[[ THE RECORDS, beginning ]]

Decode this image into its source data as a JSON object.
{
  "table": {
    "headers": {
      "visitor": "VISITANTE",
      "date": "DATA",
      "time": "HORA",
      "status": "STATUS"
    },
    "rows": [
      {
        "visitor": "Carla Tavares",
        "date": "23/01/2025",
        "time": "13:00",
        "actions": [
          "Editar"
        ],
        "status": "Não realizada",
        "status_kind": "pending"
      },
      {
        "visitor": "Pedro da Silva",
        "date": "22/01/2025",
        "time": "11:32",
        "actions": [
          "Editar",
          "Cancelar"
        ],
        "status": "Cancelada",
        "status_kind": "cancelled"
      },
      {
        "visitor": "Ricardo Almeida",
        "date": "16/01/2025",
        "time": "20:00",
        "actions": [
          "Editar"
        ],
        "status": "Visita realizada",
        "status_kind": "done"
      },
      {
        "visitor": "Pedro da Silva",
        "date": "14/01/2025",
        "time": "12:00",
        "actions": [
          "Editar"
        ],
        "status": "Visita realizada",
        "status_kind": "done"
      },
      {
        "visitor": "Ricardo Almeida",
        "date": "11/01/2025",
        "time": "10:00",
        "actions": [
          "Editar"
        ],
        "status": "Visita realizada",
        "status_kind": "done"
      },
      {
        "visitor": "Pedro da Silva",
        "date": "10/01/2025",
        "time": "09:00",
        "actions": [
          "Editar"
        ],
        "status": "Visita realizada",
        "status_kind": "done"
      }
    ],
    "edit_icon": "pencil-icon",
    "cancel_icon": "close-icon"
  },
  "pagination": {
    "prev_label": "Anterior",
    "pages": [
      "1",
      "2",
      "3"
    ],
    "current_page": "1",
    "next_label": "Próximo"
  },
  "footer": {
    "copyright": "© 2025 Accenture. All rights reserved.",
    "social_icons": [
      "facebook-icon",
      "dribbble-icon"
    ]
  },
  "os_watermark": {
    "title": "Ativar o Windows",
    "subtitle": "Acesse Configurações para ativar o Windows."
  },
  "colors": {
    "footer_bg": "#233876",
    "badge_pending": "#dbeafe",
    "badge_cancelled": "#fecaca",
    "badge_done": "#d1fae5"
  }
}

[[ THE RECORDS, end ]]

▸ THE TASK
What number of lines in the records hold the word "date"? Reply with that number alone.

▸ ANSWER BELOW
7